Most employers are liable under the Tennessee Employment Security Law. An employer’s liability is based on criteria set by federal law.
All employers doing business in Tennessee are required to complete and file the Report to Determine Status/Application for Employer Number, LB-0441, to determine their liability for Unemployment Insurance. Employers liable for Unemployment Insurance will be assigned an employer account number.
Liable employers are required to report and pay premiums on employee wages each quarter as well as post Tennessee Unemployment Insurance posters in a visible location.
Employers have the option of reporting employee wages on the paper Wage and Premium Report or by magnetic media. Beginning January 1, 1997, all employers reporting 250 or more employees will be required to report their wage information by magnetic media.
Most employers are liable to pay premiums into the trust fund on the first $7,000 paid to each employee during a calendar year.
Premium rates for new non-governmental employers are based on the experience of the employer’s industry grouping if the industry grouping has an exceptionally high benefit payout. All other new employers are assigned a 2.7% new employer premium rate. Historically construction and mining are the only two industries with new employer rates greater than 2.7%.
Employers liable for premiums for three consecutive calendar years as of December 31 have rates based on their experience. Premium rates range from 0.0% to 10% for non-governmental employers and from 0.3% to 3% for governmental employers.
State and local governments and certain nonprofit employers have the option of paying premiums or reimbursing the trust fund for their proportion of benefits paid to former employees.
Employees learn from reading Tennessee Unemployment Insurance posters that they can apply for UI by going to an Employment Security office. Employment Security offices are the local offices where unemployed workers file their claims for unemployment benefits and register with Job Service.

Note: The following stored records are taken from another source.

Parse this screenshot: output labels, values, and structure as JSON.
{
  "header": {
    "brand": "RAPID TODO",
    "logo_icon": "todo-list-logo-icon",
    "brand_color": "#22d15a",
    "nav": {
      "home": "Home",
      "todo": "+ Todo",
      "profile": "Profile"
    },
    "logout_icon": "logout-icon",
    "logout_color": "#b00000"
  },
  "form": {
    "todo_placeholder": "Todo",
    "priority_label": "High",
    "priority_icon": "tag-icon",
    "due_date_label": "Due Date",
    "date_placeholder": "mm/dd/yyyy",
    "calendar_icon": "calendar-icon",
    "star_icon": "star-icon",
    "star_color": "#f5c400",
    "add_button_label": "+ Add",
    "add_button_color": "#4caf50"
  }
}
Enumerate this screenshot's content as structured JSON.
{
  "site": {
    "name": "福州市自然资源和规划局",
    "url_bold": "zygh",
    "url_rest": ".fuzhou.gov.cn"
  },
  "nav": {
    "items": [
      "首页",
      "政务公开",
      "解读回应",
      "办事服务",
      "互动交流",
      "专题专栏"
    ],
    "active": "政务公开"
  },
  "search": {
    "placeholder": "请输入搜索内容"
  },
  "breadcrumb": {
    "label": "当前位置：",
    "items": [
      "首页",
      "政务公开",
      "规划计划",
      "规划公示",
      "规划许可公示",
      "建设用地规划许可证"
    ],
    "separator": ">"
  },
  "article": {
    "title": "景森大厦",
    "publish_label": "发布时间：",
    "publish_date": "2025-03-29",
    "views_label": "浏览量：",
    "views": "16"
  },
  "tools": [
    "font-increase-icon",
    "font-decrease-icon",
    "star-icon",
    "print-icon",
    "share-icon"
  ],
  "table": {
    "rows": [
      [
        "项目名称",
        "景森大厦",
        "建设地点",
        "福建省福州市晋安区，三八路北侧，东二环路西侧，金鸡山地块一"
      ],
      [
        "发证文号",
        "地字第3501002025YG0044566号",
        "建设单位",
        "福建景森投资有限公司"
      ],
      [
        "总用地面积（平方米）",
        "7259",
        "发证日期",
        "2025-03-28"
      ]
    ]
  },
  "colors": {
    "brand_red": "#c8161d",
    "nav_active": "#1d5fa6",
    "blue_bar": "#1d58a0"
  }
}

These offices are listed under Employment Security in the state government section of your phone book.
I have found that when it comes to the Unemployment Insurance Law, just about every state follows the same basic Federal guidelines. What is different from state to state is the percentage of monetary compensation that an employee can expect to receive when he or she is on unemployment collections.

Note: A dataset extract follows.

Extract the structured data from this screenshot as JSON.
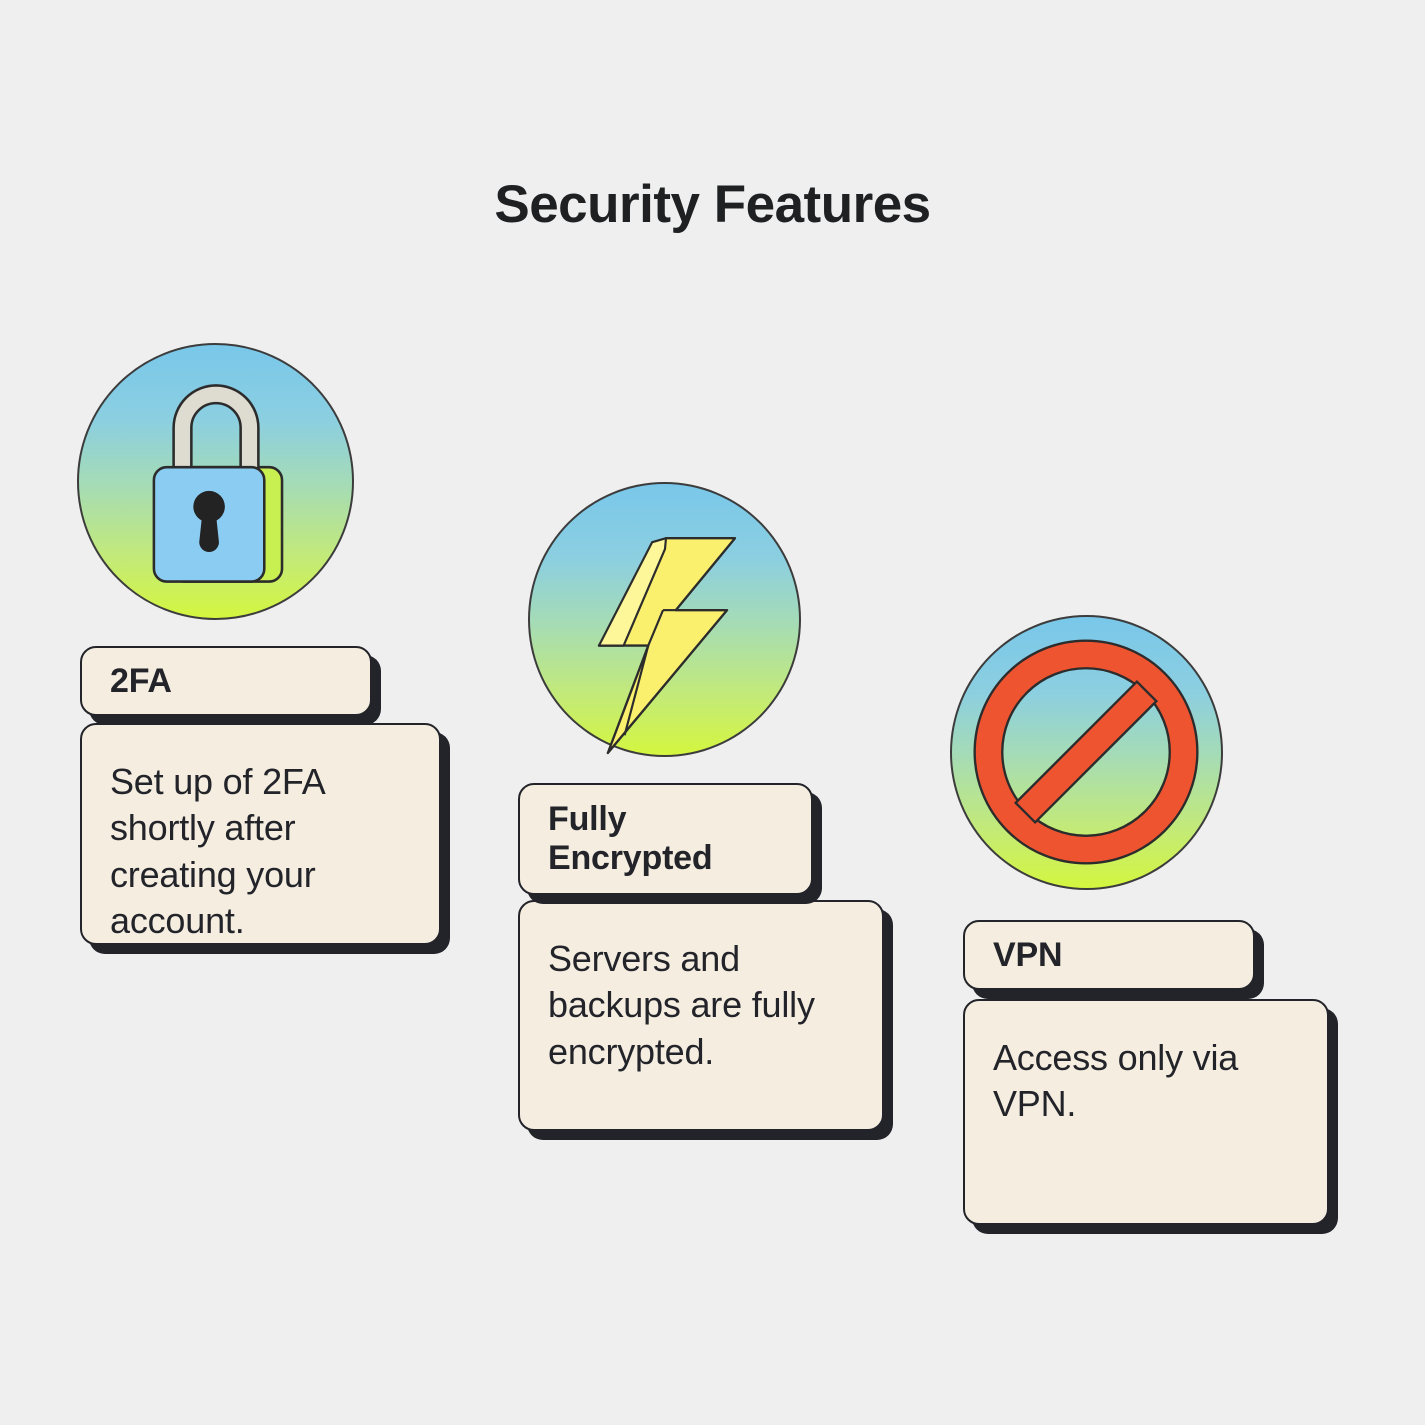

Basically unemployment is something that some workers can collect. The insurance for unemployment is paid for by employers, not by tax-payers or by social security. Therefore, there is some confusion sometimes about who actually stands to benefit from the unemployment, as many people confuse it with social security.
In general, there are some basic requirements that you must meet in order to ensure that you are eligible for unemployment benefits. First, you must have first been employed. You must have received a base pay for a base period of time. Next, you must be determined to be unemployed through no fault of your own, as defined by the Tennessee law. In general, this means that you may have been laid off or maybe your work place has closed.
Once you have been determined to be eligible to begin collecting unemployment benefits, you must file ongoing claims in order to ensure that you stay eligible. Each week, you must report as to which jobs (and how many) you have applied for. There is a minimum number of jobs that you must try to get. If you do receive a job offer, you must have a good reason for turning it down if you do turn it down.
If you receive a part time job offer, you may still be eligible to receive partial unemployment benefits. In general, the amount of your pay will be subtracted from the amount of money that you would normally receive through unemployment. If any agent ever asks you for a report or inspection of your situation, you must also oblige them in order to continue receiving benefits.
A detailed description of Tennessee’s unemployment laws are available on the Tennessee Complete Labor Law poster.